My kids are grown up so they missed the fidget craze. When I was in school there was no fidgeting allowed. Silent until spoken to and we had to stand up when we spoke to the teacher or answered a question. Silence in hallways going from one class to the other Recess was an explosion of noise and activity. All that was a looooong time ago! Thanks for your post it was informative and entertaining.
Yes! I related to your school experience, no doubt!
I picked one up, spun it, tilted it and it reminded me a bit of the gyroscope we had as kids as you cold feel the balance change as it was tilted this was and that.
Warmest regards, Ed

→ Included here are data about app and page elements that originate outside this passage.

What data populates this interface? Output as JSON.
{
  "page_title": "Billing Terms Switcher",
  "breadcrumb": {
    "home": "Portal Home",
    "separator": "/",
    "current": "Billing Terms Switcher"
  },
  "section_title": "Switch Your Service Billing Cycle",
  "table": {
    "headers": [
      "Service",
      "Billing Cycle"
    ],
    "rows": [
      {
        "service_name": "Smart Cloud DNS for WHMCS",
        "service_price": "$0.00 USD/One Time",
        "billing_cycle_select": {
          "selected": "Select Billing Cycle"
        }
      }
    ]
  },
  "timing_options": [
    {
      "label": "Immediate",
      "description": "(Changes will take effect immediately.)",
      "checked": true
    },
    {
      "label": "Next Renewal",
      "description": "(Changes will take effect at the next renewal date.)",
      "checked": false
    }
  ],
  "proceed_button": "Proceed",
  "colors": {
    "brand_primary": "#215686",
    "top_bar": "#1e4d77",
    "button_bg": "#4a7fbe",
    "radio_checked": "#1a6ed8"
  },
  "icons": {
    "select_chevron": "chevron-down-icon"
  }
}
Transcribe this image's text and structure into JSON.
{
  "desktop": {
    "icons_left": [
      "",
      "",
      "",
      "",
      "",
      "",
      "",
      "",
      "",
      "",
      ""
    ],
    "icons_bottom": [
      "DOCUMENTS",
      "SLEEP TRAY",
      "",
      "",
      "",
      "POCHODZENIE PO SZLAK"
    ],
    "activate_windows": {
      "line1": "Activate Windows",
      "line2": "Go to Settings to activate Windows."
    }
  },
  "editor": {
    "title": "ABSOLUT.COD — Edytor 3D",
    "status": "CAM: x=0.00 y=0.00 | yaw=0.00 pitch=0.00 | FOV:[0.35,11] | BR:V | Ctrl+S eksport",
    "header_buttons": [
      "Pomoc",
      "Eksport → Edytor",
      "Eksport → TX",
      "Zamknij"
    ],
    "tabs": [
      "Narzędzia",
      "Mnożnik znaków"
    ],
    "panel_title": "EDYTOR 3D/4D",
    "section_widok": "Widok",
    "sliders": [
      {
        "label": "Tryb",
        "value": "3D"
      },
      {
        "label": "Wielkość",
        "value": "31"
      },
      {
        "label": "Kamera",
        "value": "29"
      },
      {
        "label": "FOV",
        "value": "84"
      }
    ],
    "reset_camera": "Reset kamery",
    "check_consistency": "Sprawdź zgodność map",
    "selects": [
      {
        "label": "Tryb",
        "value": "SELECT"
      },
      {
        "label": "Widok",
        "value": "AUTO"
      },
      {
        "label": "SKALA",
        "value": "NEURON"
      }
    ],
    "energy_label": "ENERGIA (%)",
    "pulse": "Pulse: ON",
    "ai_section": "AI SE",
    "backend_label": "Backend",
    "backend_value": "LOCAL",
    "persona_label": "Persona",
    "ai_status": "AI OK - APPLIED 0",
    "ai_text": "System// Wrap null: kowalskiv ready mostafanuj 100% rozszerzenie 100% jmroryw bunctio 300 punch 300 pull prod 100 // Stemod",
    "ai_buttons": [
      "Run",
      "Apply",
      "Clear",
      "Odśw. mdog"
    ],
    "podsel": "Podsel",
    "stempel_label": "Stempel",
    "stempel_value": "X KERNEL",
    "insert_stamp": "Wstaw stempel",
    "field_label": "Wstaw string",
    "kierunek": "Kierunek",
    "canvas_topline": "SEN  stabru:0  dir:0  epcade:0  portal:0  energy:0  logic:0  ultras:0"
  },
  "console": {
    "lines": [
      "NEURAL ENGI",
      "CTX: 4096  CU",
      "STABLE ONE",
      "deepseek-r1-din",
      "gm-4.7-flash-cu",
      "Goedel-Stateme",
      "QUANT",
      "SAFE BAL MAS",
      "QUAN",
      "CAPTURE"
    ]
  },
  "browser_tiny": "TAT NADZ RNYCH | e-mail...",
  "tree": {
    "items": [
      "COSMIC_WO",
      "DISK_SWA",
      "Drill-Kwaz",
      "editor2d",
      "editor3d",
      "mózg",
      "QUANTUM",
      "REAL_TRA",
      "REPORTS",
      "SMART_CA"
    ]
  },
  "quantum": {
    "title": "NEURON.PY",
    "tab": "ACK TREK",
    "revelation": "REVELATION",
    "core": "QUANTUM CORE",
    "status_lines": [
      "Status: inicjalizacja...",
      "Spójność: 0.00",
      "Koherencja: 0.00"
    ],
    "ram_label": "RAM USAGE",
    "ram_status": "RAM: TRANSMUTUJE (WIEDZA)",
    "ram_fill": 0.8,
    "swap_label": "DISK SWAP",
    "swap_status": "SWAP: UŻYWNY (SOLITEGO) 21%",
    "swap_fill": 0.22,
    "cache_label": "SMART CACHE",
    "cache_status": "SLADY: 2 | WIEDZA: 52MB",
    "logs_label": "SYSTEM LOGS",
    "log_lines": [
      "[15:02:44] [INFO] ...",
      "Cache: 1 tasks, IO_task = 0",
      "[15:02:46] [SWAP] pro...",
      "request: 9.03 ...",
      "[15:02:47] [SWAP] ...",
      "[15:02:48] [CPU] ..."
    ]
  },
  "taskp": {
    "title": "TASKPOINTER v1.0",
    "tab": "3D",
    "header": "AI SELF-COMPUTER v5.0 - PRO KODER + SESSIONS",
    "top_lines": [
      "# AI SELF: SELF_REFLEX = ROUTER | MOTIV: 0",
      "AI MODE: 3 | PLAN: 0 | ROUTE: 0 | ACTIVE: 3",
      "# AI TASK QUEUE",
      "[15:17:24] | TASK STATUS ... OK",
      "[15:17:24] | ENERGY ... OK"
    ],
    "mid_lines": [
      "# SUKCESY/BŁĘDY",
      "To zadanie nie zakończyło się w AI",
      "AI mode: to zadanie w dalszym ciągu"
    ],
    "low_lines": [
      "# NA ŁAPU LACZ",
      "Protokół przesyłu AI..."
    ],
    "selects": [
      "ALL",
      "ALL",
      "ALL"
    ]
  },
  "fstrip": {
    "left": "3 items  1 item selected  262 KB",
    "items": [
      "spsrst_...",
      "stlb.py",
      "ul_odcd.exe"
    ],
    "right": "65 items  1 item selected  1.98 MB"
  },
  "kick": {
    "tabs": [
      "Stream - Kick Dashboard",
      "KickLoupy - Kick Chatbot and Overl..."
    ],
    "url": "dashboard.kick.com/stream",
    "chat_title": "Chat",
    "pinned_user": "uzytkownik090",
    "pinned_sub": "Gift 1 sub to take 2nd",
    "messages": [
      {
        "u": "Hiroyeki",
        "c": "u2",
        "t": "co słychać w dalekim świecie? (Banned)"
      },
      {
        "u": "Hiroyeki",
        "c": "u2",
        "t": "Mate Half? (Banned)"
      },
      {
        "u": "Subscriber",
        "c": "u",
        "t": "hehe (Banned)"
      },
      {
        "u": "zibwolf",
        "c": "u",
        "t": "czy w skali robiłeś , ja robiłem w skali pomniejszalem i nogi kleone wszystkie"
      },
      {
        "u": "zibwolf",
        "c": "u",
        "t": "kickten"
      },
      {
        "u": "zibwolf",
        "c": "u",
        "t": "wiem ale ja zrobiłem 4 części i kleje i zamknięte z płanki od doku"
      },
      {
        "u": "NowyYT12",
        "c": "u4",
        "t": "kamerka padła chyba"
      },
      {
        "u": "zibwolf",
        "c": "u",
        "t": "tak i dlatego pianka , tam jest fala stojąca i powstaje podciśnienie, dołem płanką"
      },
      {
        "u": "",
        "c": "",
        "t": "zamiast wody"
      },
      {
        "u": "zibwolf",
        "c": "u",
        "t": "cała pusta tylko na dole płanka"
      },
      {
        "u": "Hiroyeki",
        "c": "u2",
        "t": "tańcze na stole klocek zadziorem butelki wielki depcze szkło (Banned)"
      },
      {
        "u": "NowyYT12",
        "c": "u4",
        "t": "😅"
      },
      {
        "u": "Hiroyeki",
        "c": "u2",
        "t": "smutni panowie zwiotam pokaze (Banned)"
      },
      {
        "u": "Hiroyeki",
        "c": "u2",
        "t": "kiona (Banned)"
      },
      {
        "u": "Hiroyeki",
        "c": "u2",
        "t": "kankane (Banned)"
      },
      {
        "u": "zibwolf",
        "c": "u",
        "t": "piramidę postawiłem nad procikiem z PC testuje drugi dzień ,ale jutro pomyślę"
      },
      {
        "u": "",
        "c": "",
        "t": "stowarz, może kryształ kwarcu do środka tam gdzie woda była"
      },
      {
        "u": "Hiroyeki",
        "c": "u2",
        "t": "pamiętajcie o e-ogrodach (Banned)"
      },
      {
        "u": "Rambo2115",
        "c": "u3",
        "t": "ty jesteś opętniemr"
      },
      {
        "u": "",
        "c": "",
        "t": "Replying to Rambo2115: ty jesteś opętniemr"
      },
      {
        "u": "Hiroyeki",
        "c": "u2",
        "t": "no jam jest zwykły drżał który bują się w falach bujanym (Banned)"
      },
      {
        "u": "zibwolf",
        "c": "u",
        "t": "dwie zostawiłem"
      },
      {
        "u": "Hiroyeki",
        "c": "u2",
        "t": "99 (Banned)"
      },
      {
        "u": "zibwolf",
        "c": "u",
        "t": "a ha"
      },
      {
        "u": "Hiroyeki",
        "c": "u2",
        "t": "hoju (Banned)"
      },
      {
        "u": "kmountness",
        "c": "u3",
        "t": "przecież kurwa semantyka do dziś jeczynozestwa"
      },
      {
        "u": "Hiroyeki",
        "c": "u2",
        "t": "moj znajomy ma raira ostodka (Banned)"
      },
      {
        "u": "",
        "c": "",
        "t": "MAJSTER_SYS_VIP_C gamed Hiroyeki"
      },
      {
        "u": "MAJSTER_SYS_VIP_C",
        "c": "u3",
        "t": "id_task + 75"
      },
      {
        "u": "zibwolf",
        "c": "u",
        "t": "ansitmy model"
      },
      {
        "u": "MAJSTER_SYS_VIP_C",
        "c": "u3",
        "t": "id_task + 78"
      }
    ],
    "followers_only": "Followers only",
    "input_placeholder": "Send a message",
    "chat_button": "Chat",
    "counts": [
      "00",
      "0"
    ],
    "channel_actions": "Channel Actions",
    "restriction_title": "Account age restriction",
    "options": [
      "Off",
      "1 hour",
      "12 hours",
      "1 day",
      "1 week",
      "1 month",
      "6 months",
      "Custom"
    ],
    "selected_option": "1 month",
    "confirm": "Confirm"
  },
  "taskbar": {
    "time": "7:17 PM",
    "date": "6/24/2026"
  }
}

My students taught me how to use the spinner when I was still learning about them. I do understand the distraction issue but, besides classroom rules, everywhere I see a kid using one they are playing with it calmly. Years before we used other fidget toys and worked as the new spinners.
I love spinners, but I love stimming in general. I’m always stimming with something.
I was grocery shopping the other day. At the beginning of my shopping endeavor I picked up a roll of washi tape. Half way through my shopping trip Mr. D my oldest started laughing at me. Why? I was spinning the roll of tape in my fingers. I have been known to fidget while doing other things. Often getting reprimanded in school ages before fidget spinners.
We used rulers, click pens, and all sorts of things in school. I was often scolded for these things.
Love this one. You write well.
Thank you! I wondered what on earth the thing is and nobody around the ranch gave me a direct answer or said the obvious name for a fidget spinner. Fidgeting seems to help me stay focussed too, but also a trend shunner, I shall stick with my beaded bracelet.